Records from a data source
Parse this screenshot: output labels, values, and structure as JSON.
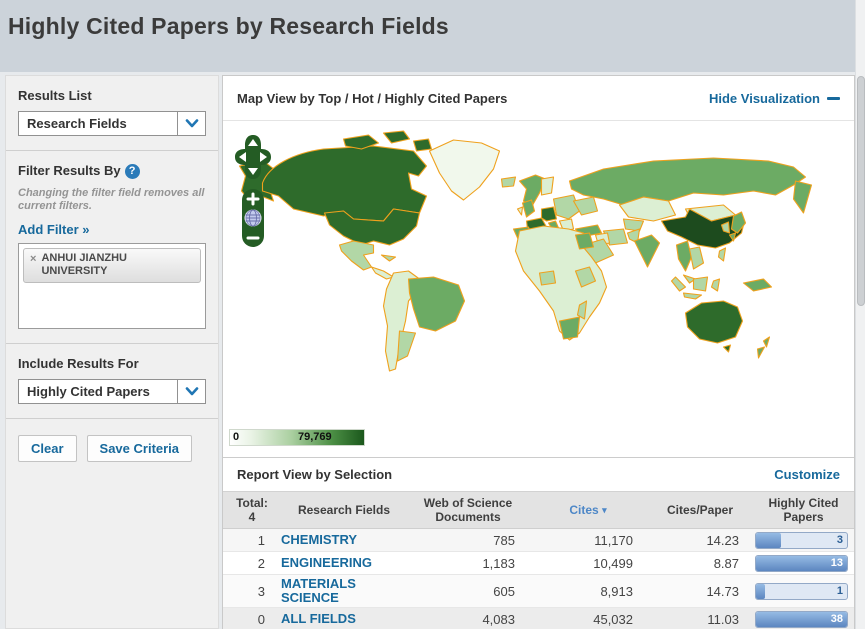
{
  "page": {
    "title": "Highly Cited Papers by Research Fields"
  },
  "sidebar": {
    "results_list_label": "Results List",
    "results_list_value": "Research Fields",
    "filter_label": "Filter Results By",
    "filter_help": "?",
    "filter_note": "Changing the filter field removes all current filters.",
    "add_filter": "Add Filter »",
    "filter_tag": {
      "remove": "×",
      "label": "ANHUI JIANZHU UNIVERSITY"
    },
    "include_label": "Include Results For",
    "include_value": "Highly Cited Papers",
    "clear_button": "Clear",
    "save_button": "Save Criteria"
  },
  "map_panel": {
    "title": "Map View by Top / Hot / Highly Cited Papers",
    "hide_link": "Hide Visualization",
    "zoom_in": "+",
    "zoom_out": "−",
    "legend": {
      "min": "0",
      "max": "79,769"
    }
  },
  "map": {
    "palette": {
      "border": "#efa11d",
      "level0": "#f1f8ec",
      "level1": "#dcefd3",
      "level2": "#b2d7a6",
      "level3": "#6cab64",
      "level4": "#2e6b2b",
      "level5": "#1d4b1e",
      "control": "#245c24"
    }
  },
  "report": {
    "title": "Report View by Selection",
    "customize": "Customize",
    "table": {
      "total_label": "Total:",
      "total_value": "4",
      "col_fields": "Research Fields",
      "col_docs": "Web of Science Documents",
      "col_cites": "Cites",
      "col_cites_caret": "▾",
      "col_cpp": "Cites/Paper",
      "col_hcp": "Highly Cited Papers",
      "rows": [
        {
          "rank": "1",
          "field": "CHEMISTRY",
          "docs": "785",
          "cites": "11,170",
          "cpp": "14.23",
          "hcp": "3",
          "bar_pct": 27
        },
        {
          "rank": "2",
          "field": "ENGINEERING",
          "docs": "1,183",
          "cites": "10,499",
          "cpp": "8.87",
          "hcp": "13",
          "bar_pct": 100
        },
        {
          "rank": "3",
          "field": "MATERIALS SCIENCE",
          "docs": "605",
          "cites": "8,913",
          "cpp": "14.73",
          "hcp": "1",
          "bar_pct": 10
        },
        {
          "rank": "0",
          "field": "ALL FIELDS",
          "docs": "4,083",
          "cites": "45,032",
          "cpp": "11.03",
          "hcp": "38",
          "bar_pct": 100
        }
      ]
    }
  },
  "colors": {
    "header_bg": "#ccd3da",
    "link": "#17699c",
    "sort_link": "#4d87c7",
    "bar_track": "#dfe8f4",
    "bar_fill_top": "#96bbe4",
    "bar_fill_bottom": "#5c86c0"
  }
}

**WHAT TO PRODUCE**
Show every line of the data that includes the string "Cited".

**WORKED SOLUTION**
    "title": "Highly Cited Papers by Research Fields"
    "include_value": "Highly Cited Papers",
    "title": "Map View by Top / Hot / Highly Cited Papers",
      "col_hcp": "Highly Cited Papers",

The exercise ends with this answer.